Stimuli, such as images, may activate our brain even if we don't fully perceive what is happening. If the scene were put into a story line, this still-open vagina is where the discharged penis has just been. In 1972, Key published a book entitled Subliminal Seduction, which as it turned out would be the first of five books published between 1972 and 1992, each with essentially the same message. Together they made an earnest, trustworthy, wholesome team. I don't believe that subliminal advertising actually works.
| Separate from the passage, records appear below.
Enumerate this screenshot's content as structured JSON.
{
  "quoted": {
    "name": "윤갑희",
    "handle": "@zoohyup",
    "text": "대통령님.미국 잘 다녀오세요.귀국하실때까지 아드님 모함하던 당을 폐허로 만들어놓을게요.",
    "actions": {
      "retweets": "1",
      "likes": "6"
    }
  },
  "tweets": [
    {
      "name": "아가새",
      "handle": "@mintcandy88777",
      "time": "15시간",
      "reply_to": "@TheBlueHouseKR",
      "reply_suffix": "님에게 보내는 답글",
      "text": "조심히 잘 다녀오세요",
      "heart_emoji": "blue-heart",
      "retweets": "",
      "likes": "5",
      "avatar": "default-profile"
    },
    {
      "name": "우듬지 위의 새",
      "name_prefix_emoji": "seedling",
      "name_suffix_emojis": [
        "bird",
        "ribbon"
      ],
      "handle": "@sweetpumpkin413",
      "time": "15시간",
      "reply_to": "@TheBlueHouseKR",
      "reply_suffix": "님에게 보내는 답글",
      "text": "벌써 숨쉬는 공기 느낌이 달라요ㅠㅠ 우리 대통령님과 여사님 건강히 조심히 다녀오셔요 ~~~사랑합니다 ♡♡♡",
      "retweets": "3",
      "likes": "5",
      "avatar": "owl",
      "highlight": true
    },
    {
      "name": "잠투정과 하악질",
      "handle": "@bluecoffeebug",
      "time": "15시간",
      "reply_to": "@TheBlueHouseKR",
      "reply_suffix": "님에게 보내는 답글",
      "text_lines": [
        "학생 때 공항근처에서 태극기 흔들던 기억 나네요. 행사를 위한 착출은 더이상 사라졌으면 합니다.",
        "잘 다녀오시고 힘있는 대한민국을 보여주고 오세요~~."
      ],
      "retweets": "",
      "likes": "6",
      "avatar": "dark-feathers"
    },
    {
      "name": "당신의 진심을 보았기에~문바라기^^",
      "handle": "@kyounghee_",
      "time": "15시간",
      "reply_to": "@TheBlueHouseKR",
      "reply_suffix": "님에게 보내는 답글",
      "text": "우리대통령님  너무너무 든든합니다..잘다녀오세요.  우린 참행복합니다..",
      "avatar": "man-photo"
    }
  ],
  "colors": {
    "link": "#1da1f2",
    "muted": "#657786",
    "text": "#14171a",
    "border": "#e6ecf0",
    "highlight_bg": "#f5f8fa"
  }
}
Key's book was a best seller. The letters S-E-X seem to be there—much like the letters Key identified in the 1971 Gilbey's ad. When the volunteers arrived, they were given crisps in an attempt to make them thirsty. Life Used This Image to Explain Subliminal Advertising to an Interested Public The magazine treated subliminal advertising as fact and discussed its potential not only in selling but also in gaining support for anti-litter campaigns and even promoting political candidates. The Camel man in the foreleg turns out to be a dickie waver — quite a different image from that featured over so many years in Camel ads as the symbolic hero camped in the wilderness, a loner, a man free from the impediments and obligations of civilization. That is why after a few studies, they came to conclusion that the marketing with a subliminal message they used was trying to achieve something else. But how does the brand do to tell us more about their origin? When researchers played music in a liquor store, they found a startling result.
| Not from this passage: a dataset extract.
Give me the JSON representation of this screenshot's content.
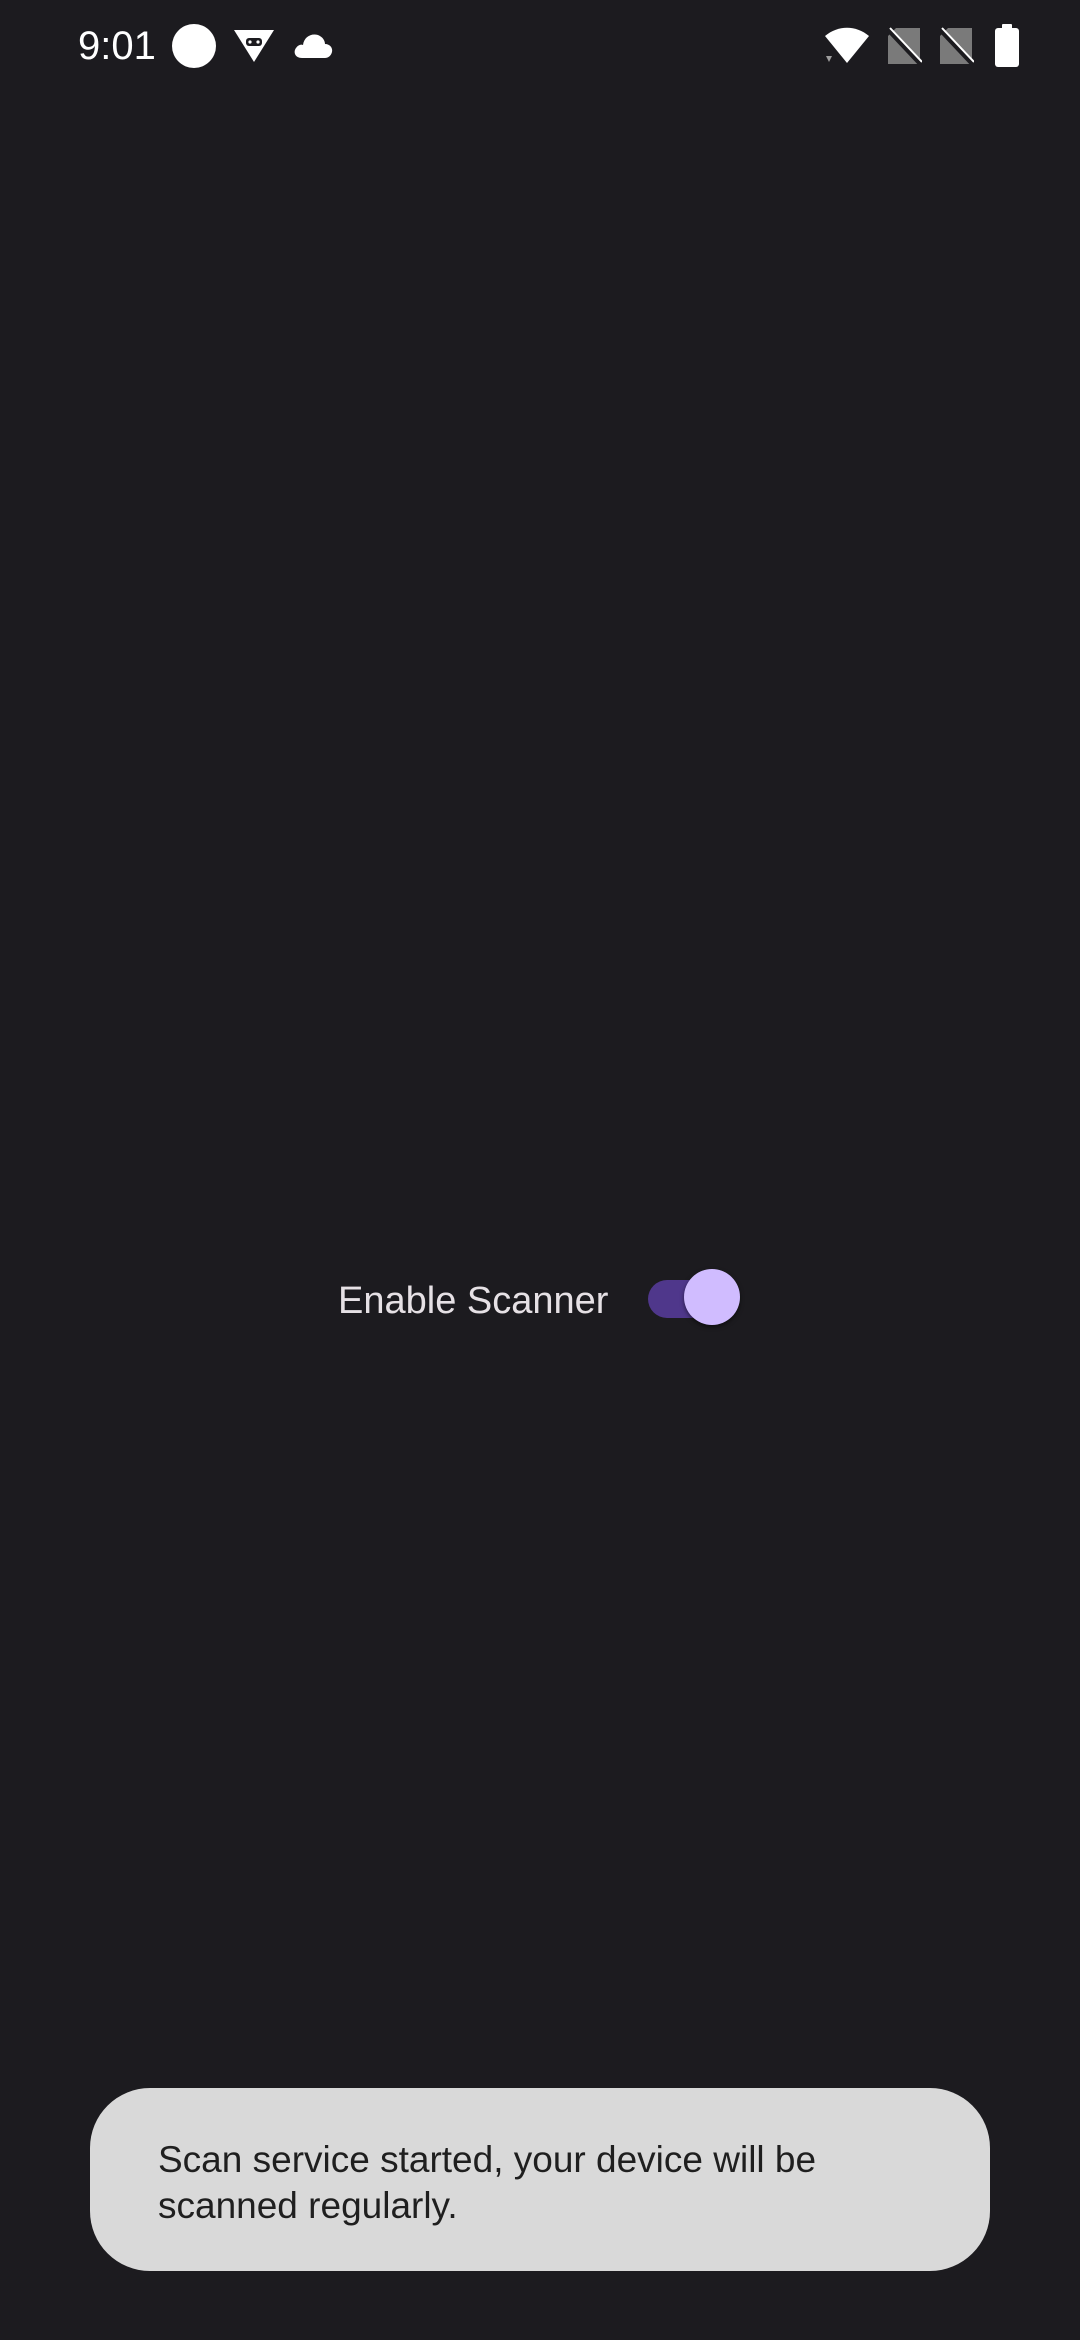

So we worked out this apparatus to make subliminal advertising work. The ad's subliminally perceived trigger mechanism is, simply, a beheading. This kind of messaging can be used to strengthen or heighten the persuasiveness of advertisements, or to convey an altogether different message entirely. Key claimed that advertisers were using hidden images — mainly sexualized ones, such as phallic symbols — and suggestive words to influence buying habits something that companies such as Marlboro and Coca-Cola have been accused of. When he was challenged to repeat the test by the president of the Psychological Corporation, Dr. In the next bottle the ' e' is formed by the flamingo's neck merging with the horizon line.
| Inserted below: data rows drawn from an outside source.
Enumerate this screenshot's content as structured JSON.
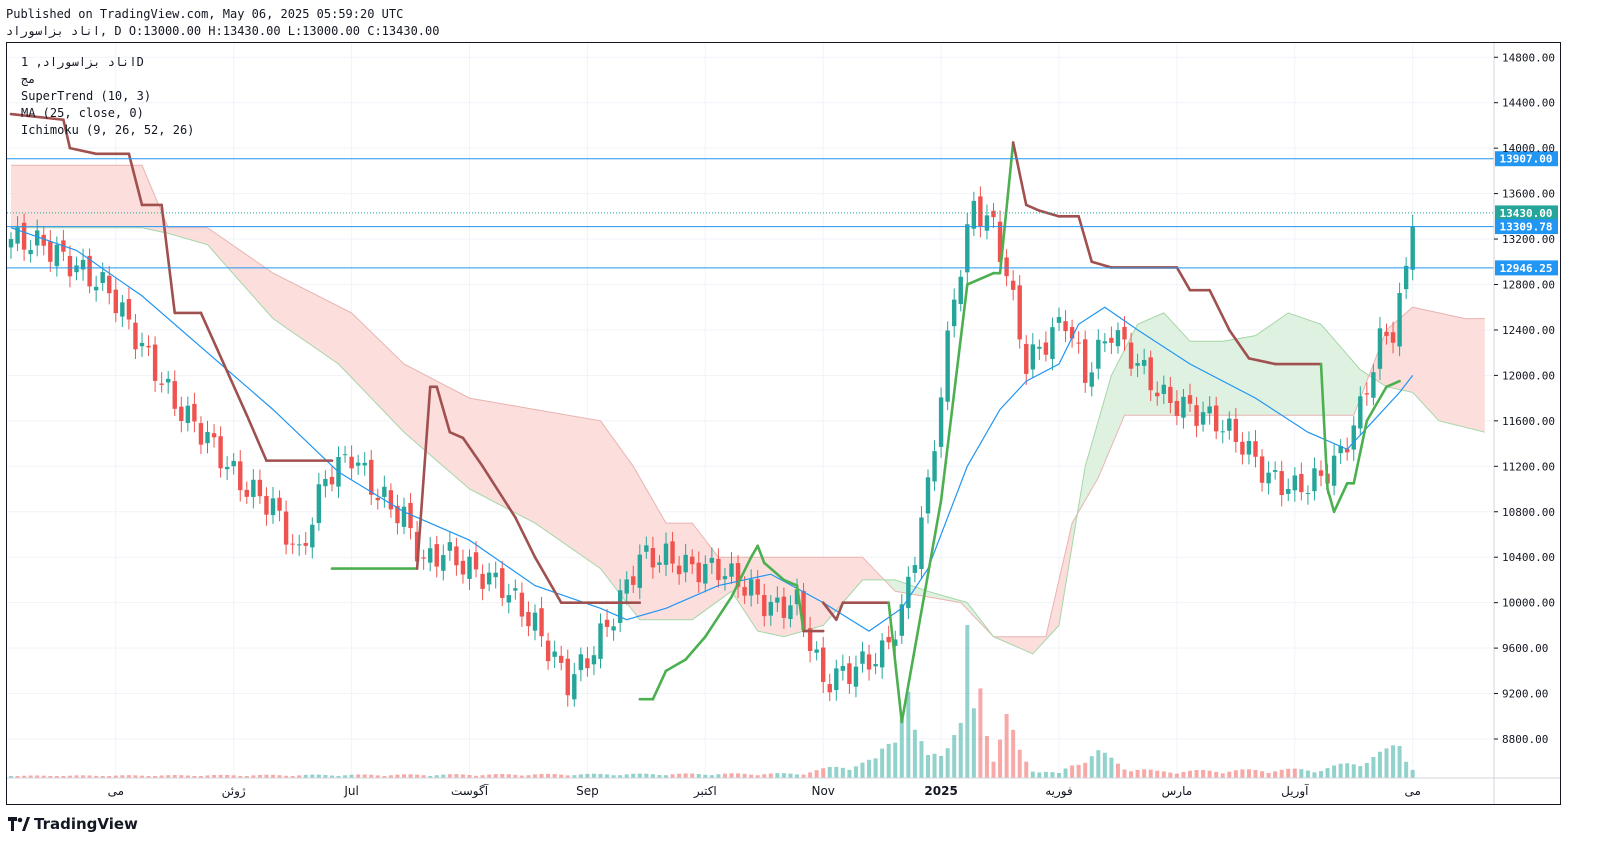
{
  "header": {
    "published": "Published on TradingView.com, May 06, 2025 05:59:20 UTC",
    "ohlc": "اناد بزاسوراد, D O:13000.00 H:13430.00 L:13000.00 C:13430.00"
  },
  "legend": {
    "symbol": "اناد بزاسوراد, 1D",
    "line2": "مج",
    "supertrend": "SuperTrend (10, 3)",
    "ma": "MA (25, close, 0)",
    "ichimoku": "Ichimoku (9, 26, 52, 26)"
  },
  "brand": {
    "name": "TradingView"
  },
  "colors": {
    "up": "#26a69a",
    "down": "#ef5350",
    "supertrend_up": "#4caf50",
    "supertrend_down": "#a0504e",
    "ma": "#2196f3",
    "cloud_red": "#fbd8d6",
    "cloud_green": "#d9f0dc",
    "hline": "#2196f3",
    "last_price": "#26a69a"
  },
  "chart_data": {
    "type": "candlestick",
    "y_range": [
      8500,
      14900
    ],
    "y_ticks": [
      "14800.00",
      "14400.00",
      "14000.00",
      "13600.00",
      "13200.00",
      "12800.00",
      "12400.00",
      "12000.00",
      "11600.00",
      "11200.00",
      "10800.00",
      "10400.00",
      "10000.00",
      "9600.00",
      "9200.00",
      "8800.00"
    ],
    "x_ticks": [
      "می",
      "ژوئن",
      "Jul",
      "آگوست",
      "Sep",
      "اکتبر",
      "Nov",
      "2025",
      "فوریه",
      "مارس",
      "آوریل",
      "می"
    ],
    "x_tick_bars": [
      16,
      34,
      52,
      70,
      88,
      106,
      124,
      142,
      160,
      178,
      196,
      214
    ],
    "bars": 232,
    "price_labels": [
      {
        "value": 13907.0,
        "text": "13907.00",
        "kind": "hline"
      },
      {
        "value": 13430.0,
        "text": "13430.00",
        "kind": "last"
      },
      {
        "value": 13309.78,
        "text": "13309.78",
        "kind": "hline"
      },
      {
        "value": 12946.25,
        "text": "12946.25",
        "kind": "hline"
      }
    ],
    "close_anchors": [
      [
        0,
        13200
      ],
      [
        5,
        13150
      ],
      [
        10,
        12950
      ],
      [
        15,
        12750
      ],
      [
        20,
        12250
      ],
      [
        25,
        11750
      ],
      [
        30,
        11450
      ],
      [
        35,
        11050
      ],
      [
        40,
        10850
      ],
      [
        44,
        10400
      ],
      [
        48,
        11100
      ],
      [
        52,
        11300
      ],
      [
        56,
        10950
      ],
      [
        60,
        10750
      ],
      [
        63,
        10350
      ],
      [
        66,
        10450
      ],
      [
        70,
        10300
      ],
      [
        75,
        10150
      ],
      [
        80,
        9800
      ],
      [
        85,
        9300
      ],
      [
        88,
        9500
      ],
      [
        92,
        9900
      ],
      [
        96,
        10400
      ],
      [
        100,
        10400
      ],
      [
        104,
        10300
      ],
      [
        108,
        10300
      ],
      [
        112,
        10150
      ],
      [
        116,
        9950
      ],
      [
        120,
        10000
      ],
      [
        124,
        9300
      ],
      [
        128,
        9400
      ],
      [
        133,
        9550
      ],
      [
        136,
        9900
      ],
      [
        140,
        11000
      ],
      [
        144,
        12700
      ],
      [
        147,
        13500
      ],
      [
        150,
        13300
      ],
      [
        152,
        12900
      ],
      [
        155,
        12100
      ],
      [
        158,
        12300
      ],
      [
        161,
        12500
      ],
      [
        164,
        12000
      ],
      [
        168,
        12400
      ],
      [
        172,
        12100
      ],
      [
        176,
        11800
      ],
      [
        180,
        11700
      ],
      [
        184,
        11600
      ],
      [
        188,
        11400
      ],
      [
        192,
        11100
      ],
      [
        196,
        11000
      ],
      [
        200,
        11100
      ],
      [
        203,
        11300
      ],
      [
        206,
        11700
      ],
      [
        209,
        12300
      ],
      [
        211,
        12400
      ],
      [
        213,
        12900
      ],
      [
        214,
        13430
      ]
    ],
    "volume_anchors": [
      [
        0,
        0.01
      ],
      [
        120,
        0.02
      ],
      [
        132,
        0.08
      ],
      [
        134,
        0.18
      ],
      [
        135,
        0.25
      ],
      [
        136,
        0.34
      ],
      [
        137,
        0.4
      ],
      [
        138,
        0.2
      ],
      [
        140,
        0.1
      ],
      [
        142,
        0.15
      ],
      [
        145,
        0.23
      ],
      [
        146,
        0.62
      ],
      [
        147,
        0.3
      ],
      [
        148,
        0.45
      ],
      [
        150,
        0.1
      ],
      [
        152,
        0.27
      ],
      [
        154,
        0.12
      ],
      [
        156,
        0.04
      ],
      [
        160,
        0.02
      ],
      [
        164,
        0.1
      ],
      [
        166,
        0.12
      ],
      [
        170,
        0.05
      ],
      [
        175,
        0.03
      ],
      [
        200,
        0.04
      ],
      [
        205,
        0.07
      ],
      [
        210,
        0.12
      ],
      [
        212,
        0.16
      ],
      [
        214,
        0.05
      ]
    ],
    "supertrend": [
      [
        0,
        14300
      ],
      [
        8,
        14250
      ],
      [
        9,
        14000
      ],
      [
        13,
        13950
      ],
      [
        18,
        13950
      ],
      [
        20,
        13500
      ],
      [
        23,
        13500
      ],
      [
        25,
        12550
      ],
      [
        29,
        12550
      ],
      [
        36,
        11650
      ],
      [
        39,
        11250
      ],
      [
        49,
        11250
      ],
      [
        49,
        10300
      ],
      [
        62,
        10300
      ],
      [
        64,
        11900
      ],
      [
        65,
        11900
      ],
      [
        67,
        11500
      ],
      [
        69,
        11450
      ],
      [
        72,
        11200
      ],
      [
        77,
        10750
      ],
      [
        80,
        10400
      ],
      [
        84,
        10000
      ],
      [
        96,
        10000
      ],
      [
        96,
        9150
      ],
      [
        98,
        9150
      ],
      [
        100,
        9400
      ],
      [
        103,
        9500
      ],
      [
        106,
        9700
      ],
      [
        110,
        10050
      ],
      [
        113,
        10400
      ],
      [
        114,
        10500
      ],
      [
        115,
        10350
      ],
      [
        118,
        10200
      ],
      [
        120,
        10150
      ],
      [
        121,
        9750
      ],
      [
        124,
        9750
      ],
      [
        124,
        10000
      ],
      [
        126,
        9850
      ],
      [
        127,
        10000
      ],
      [
        134,
        10000
      ],
      [
        136,
        8950
      ],
      [
        138,
        9600
      ],
      [
        142,
        10900
      ],
      [
        146,
        12800
      ],
      [
        150,
        12900
      ],
      [
        151,
        12900
      ],
      [
        153,
        14050
      ],
      [
        155,
        13500
      ],
      [
        157,
        13450
      ],
      [
        160,
        13400
      ],
      [
        163,
        13400
      ],
      [
        165,
        13000
      ],
      [
        168,
        12950
      ],
      [
        178,
        12950
      ],
      [
        180,
        12750
      ],
      [
        183,
        12750
      ],
      [
        186,
        12400
      ],
      [
        189,
        12150
      ],
      [
        193,
        12100
      ],
      [
        200,
        12100
      ],
      [
        201,
        11000
      ],
      [
        202,
        10800
      ],
      [
        204,
        11050
      ],
      [
        205,
        11050
      ],
      [
        207,
        11600
      ],
      [
        210,
        11900
      ],
      [
        212,
        11950
      ]
    ],
    "ma": [
      [
        0,
        13300
      ],
      [
        10,
        13100
      ],
      [
        20,
        12700
      ],
      [
        30,
        12200
      ],
      [
        40,
        11700
      ],
      [
        50,
        11150
      ],
      [
        60,
        10800
      ],
      [
        70,
        10550
      ],
      [
        80,
        10150
      ],
      [
        90,
        9950
      ],
      [
        94,
        9850
      ],
      [
        100,
        9950
      ],
      [
        108,
        10150
      ],
      [
        116,
        10250
      ],
      [
        124,
        10000
      ],
      [
        131,
        9750
      ],
      [
        136,
        9950
      ],
      [
        140,
        10300
      ],
      [
        146,
        11200
      ],
      [
        151,
        11700
      ],
      [
        155,
        11950
      ],
      [
        160,
        12100
      ],
      [
        163,
        12450
      ],
      [
        167,
        12600
      ],
      [
        172,
        12400
      ],
      [
        180,
        12100
      ],
      [
        190,
        11800
      ],
      [
        198,
        11500
      ],
      [
        204,
        11350
      ],
      [
        208,
        11600
      ],
      [
        212,
        11850
      ],
      [
        214,
        12000
      ]
    ],
    "cloud_a": [
      [
        0,
        13850
      ],
      [
        20,
        13850
      ],
      [
        24,
        13300
      ],
      [
        30,
        13300
      ],
      [
        40,
        12900
      ],
      [
        52,
        12550
      ],
      [
        60,
        12100
      ],
      [
        70,
        11800
      ],
      [
        80,
        11700
      ],
      [
        90,
        11600
      ],
      [
        95,
        11200
      ],
      [
        100,
        10700
      ],
      [
        104,
        10700
      ],
      [
        108,
        10400
      ],
      [
        114,
        10400
      ],
      [
        130,
        10400
      ],
      [
        135,
        10100
      ],
      [
        145,
        10000
      ],
      [
        150,
        9700
      ],
      [
        153,
        9700
      ],
      [
        158,
        9700
      ],
      [
        162,
        10700
      ],
      [
        166,
        11100
      ],
      [
        170,
        11650
      ],
      [
        180,
        11650
      ],
      [
        190,
        11650
      ],
      [
        200,
        11650
      ],
      [
        205,
        11650
      ],
      [
        210,
        12400
      ],
      [
        214,
        12600
      ],
      [
        222,
        12500
      ],
      [
        225,
        12500
      ]
    ],
    "cloud_b": [
      [
        0,
        13300
      ],
      [
        20,
        13300
      ],
      [
        24,
        13250
      ],
      [
        30,
        13150
      ],
      [
        40,
        12500
      ],
      [
        50,
        12100
      ],
      [
        60,
        11500
      ],
      [
        70,
        11000
      ],
      [
        80,
        10700
      ],
      [
        90,
        10300
      ],
      [
        96,
        9850
      ],
      [
        104,
        9850
      ],
      [
        110,
        10100
      ],
      [
        114,
        9750
      ],
      [
        118,
        9700
      ],
      [
        124,
        9800
      ],
      [
        130,
        10200
      ],
      [
        135,
        10200
      ],
      [
        140,
        10100
      ],
      [
        146,
        10000
      ],
      [
        150,
        9700
      ],
      [
        156,
        9550
      ],
      [
        160,
        9800
      ],
      [
        164,
        11200
      ],
      [
        168,
        12000
      ],
      [
        172,
        12450
      ],
      [
        176,
        12550
      ],
      [
        180,
        12300
      ],
      [
        185,
        12300
      ],
      [
        190,
        12350
      ],
      [
        195,
        12550
      ],
      [
        200,
        12450
      ],
      [
        206,
        12050
      ],
      [
        210,
        11900
      ],
      [
        214,
        11850
      ],
      [
        218,
        11600
      ],
      [
        225,
        11500
      ]
    ]
  }
}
The melting ice on the bottle cap could symbolize seminal fluid—the origin of all human life. This is a subliminal embed, or at least one form of embedding used to invade the reader's unconscious. McDonald's issued this terse statement: We don't do subliminal advertising. This dissonant idea of men wearing women's clothes will not be perceived consciously, but it will be instantly perceived at the unconscious level. When they are followed, secret or hidden manipulative techniques are irrelevant. This movie contains an immense number of tongue-in-cheek product placements and company logos. Journal of Applied Social Psychology.